Researching the Research: Which Statistics Can We Truly Rely On?

  • by Gerard Scannell, DDS
  • Jan 9, 2023
1-9-23_Comm_BWe have all had patients ask how long our dental work will last. Most of us have an answer memorized — whether it’s a crown, implant or other treatment. And we likely have had the same answer for years. Chances are it’s either a vague answer or an estimate based on scientifically proven studies or our experience. 

As a new dentist, it isn’t enough to reassure a patient that my work will last based on my one year of experience. Sometimes my response is something I learned in school or read in an article. But I’ve realized that many of my answers to how long something will last are statistics I’ve heard cited by colleagues or mentors. 

However, I’ve recently wondered if those answers have just been passed down from colleague to colleague — like a game of telephone. If this is the case, very few may actually know their origins. 

An example that comes to mind is when a patient inquires, “How long will my crown last?” I’ve told patients, “If this crown can last 10 years, it’s a success.” Where did this statistic come from? I believe I overheard another dentist mention this to a patient and thought to myself, “That sounds like an adequate answer.” So, I asked as many dentists as I could for their thoughts. Most mentioned numbers in a range from five to 25 years. However, only one dentist could provide the evidence on which they based their answer. 

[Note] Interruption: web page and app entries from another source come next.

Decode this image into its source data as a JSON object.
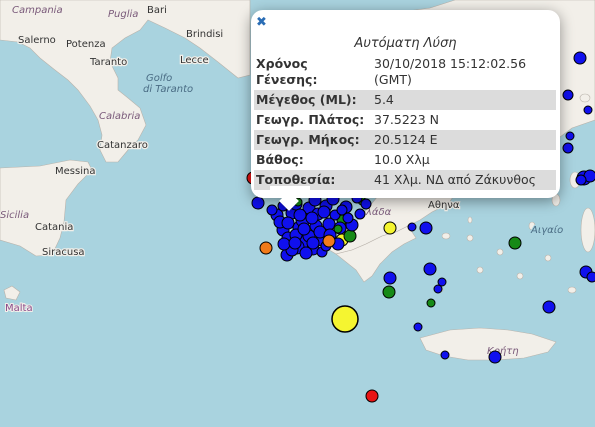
{
  "map": {
    "place_labels": {
      "campania": "Campania",
      "puglia": "Puglia",
      "bari": "Bari",
      "salerno": "Salerno",
      "potenza": "Potenza",
      "brindisi": "Brindisi",
      "lecce": "Lecce",
      "taranto": "Taranto",
      "golfo": "Golfo",
      "di_taranto": "di Taranto",
      "calabria": "Calabria",
      "catanzaro": "Catanzaro",
      "messina": "Messina",
      "sicilia": "Sicilia",
      "catania": "Catania",
      "siracusa": "Siracusa",
      "malta": "Malta",
      "athina": "Αθηνα",
      "aigaio": "Αιγαίο",
      "kriti": "Κρήτη",
      "ellada": "λάδα"
    },
    "marker_colors": {
      "blue": "#1010ee",
      "green": "#178a17",
      "yellow": "#f5f530",
      "orange": "#f07a1a",
      "red": "#e81414"
    }
  },
  "popup": {
    "close_symbol": "✖",
    "title": "Αυτόματη Λύση",
    "rows": [
      {
        "label": "Χρόνος Γένεσης:",
        "value": "30/10/2018 15:12:02.56 (GMT)"
      },
      {
        "label": "Μέγεθος (ML):",
        "value": "5.4"
      },
      {
        "label": "Γεωγρ. Πλάτος:",
        "value": "37.5223 N"
      },
      {
        "label": "Γεωγρ. Μήκος:",
        "value": "20.5124 E"
      },
      {
        "label": "Βάθος:",
        "value": "10.0 Χλμ"
      },
      {
        "label": "Τοποθεσία:",
        "value": "41 Χλμ. ΝΔ από Ζάκυνθος"
      }
    ]
  }
}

The one dentist who had “evidence” for their answer is a classmate from dental school. The website of the office they work for references a study that shows the survival rate of dental crowns. The 2013 study, by Terry Walton, BDS, MDSc, MS, FRACDS, in the International Journal of Prosthodontics, demonstrates evidence of a survival rate of 97% after 10 years and 85% after 25 years.1 This was exactly the kind of statistic I’d been looking for — or so I thought. What the website fails to mention is that all of those single-unit crowns in the study were high gold-based metal-ceramic crowns. So, if that is the type of crown you are providing to patients, then this is a great study to reference. However, if you are telling patients a zirconia crown has a 97% chance of lasting at least 10 years, this study doesn’t exactly support that claim. 

Patients place a lot of trust in what we do and recommend. That trust deserves accurate representation of what we’re telling them. Wouldn’t you want to know the success or failure rate of a heart surgery you may be undergoing rather than the statistics of a related, but different, procedure? 

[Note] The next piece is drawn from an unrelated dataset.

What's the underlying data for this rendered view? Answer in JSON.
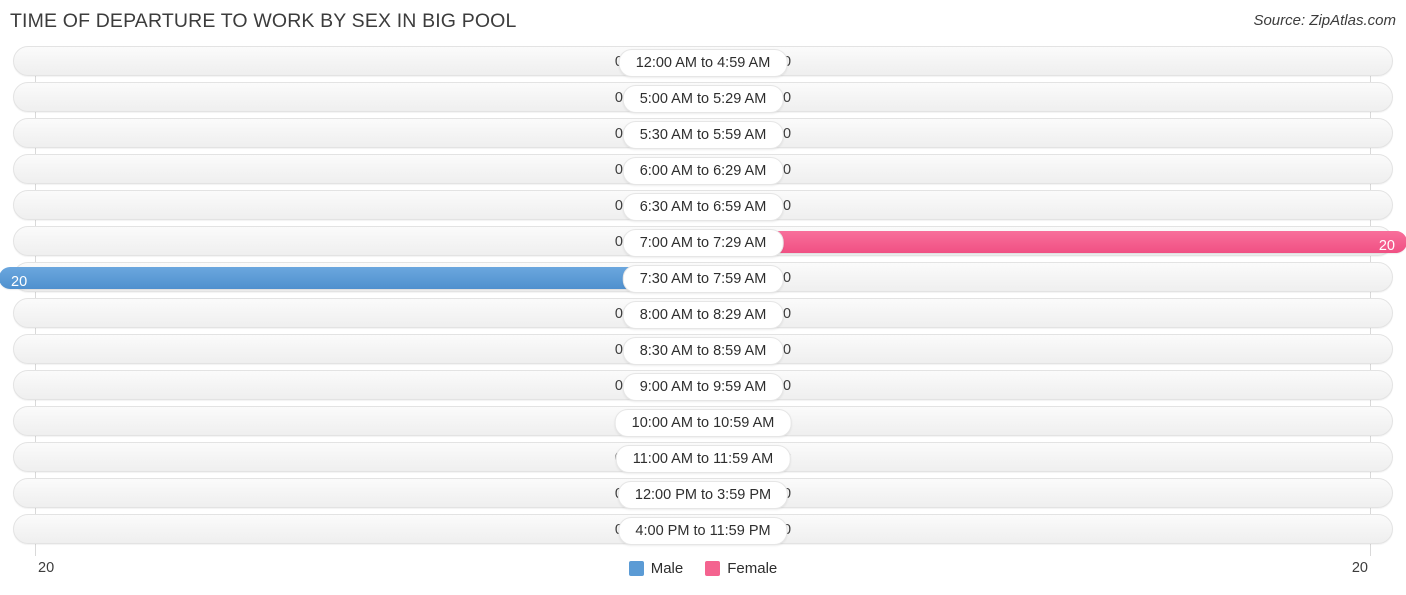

Another example I found is a 2008 study published in the Journal of Endodontics comparing the success of implants versus endodontically treated teeth. The authors found that implants had a success rate of 98.4% and endodontically treated teeth had a success rate of 99.3%.2 They explained that there was no statistically significant difference in these percentages, but added the caveat that “implants required more postoperative treatments to maintain them.” Even though these are evidence-based statistics, we should always keep in mind potential author bias. In this case, the study was published by endodontists from the University of Alabama Birmingham Department of Endodontics. 

Success and failure of what we do in dentistry can be defined in numerous ways, too. Another article, headed by Carl E. Misch, DDS, MDS, PhD, discusses implant success, survival and failure. It includes a few concrete definitions that I like. It states that implant success “should include a time period of at least 12 months” and include ideal clinical conditions.3 In addition, “implant failure is the term used for implants that require removal or have already been lost.” These definitions could be applied to other procedures we do in dentistry, too. 

Whatever answers we are giving to patients to explain how long they can expect a prosthesis to last or what qualifies as a successful procedure, caveats of proper home care, diet, effects from medications, and regular professional cleanings and maintenance should be mentioned. Managing a patient’s expectations appropriately can have a positive outcome on whatever we recommend and ultimately do. 

I was hoping to provide concrete scientifically proven studies you can reference to patients in order to increase case acceptance or, at least, reassure patients that what we’re recommending to improve their oral health will have a lasting positive effect. But what I’ve unfortunately concluded from researching the research is that there are way too many studies that claim to prove something but may not come from a trusted source or even pertain to what we do. 

However, there are many great and reliable resources, especially through AGD, so take advantage of them and continue to educate yourselves. Make sure that what we ultimately tell our patients is coming from an honest place and for the benefit of their overall well-being. 

Gerard Scannell, DDS, is a general dentist practicing in his hometown of St. Petersburg, Florida. He is the former AGD Impact Student Perspectives columnist. To comment on this article, email


1. Walton, T. R. “The Up to 25-Year Survival and Clinical Performance of 2,340 High Gold-Based Metal-Ceramic Single Crowns.” International Journal of Prosthodontics, vol. 26, no. 2, 2013, pp. 151–160.
2. Hannahan, J. P., and P. D. Eleazer. “Comparison of Success of Implants Versus Endodontically Treated Teeth.” Journal of Endodontics, vol. 34, no. 11, 2008, pp. 1302–1305.
3. Misch, Carl E., et al. “Implant Success, Survival, and Failure: The International Congress of Oral Implantologists (ICOI) Pisa Consensus Conference.” Implant Dentistry, vol. 17, no. 1, 2008, pp. 5–15.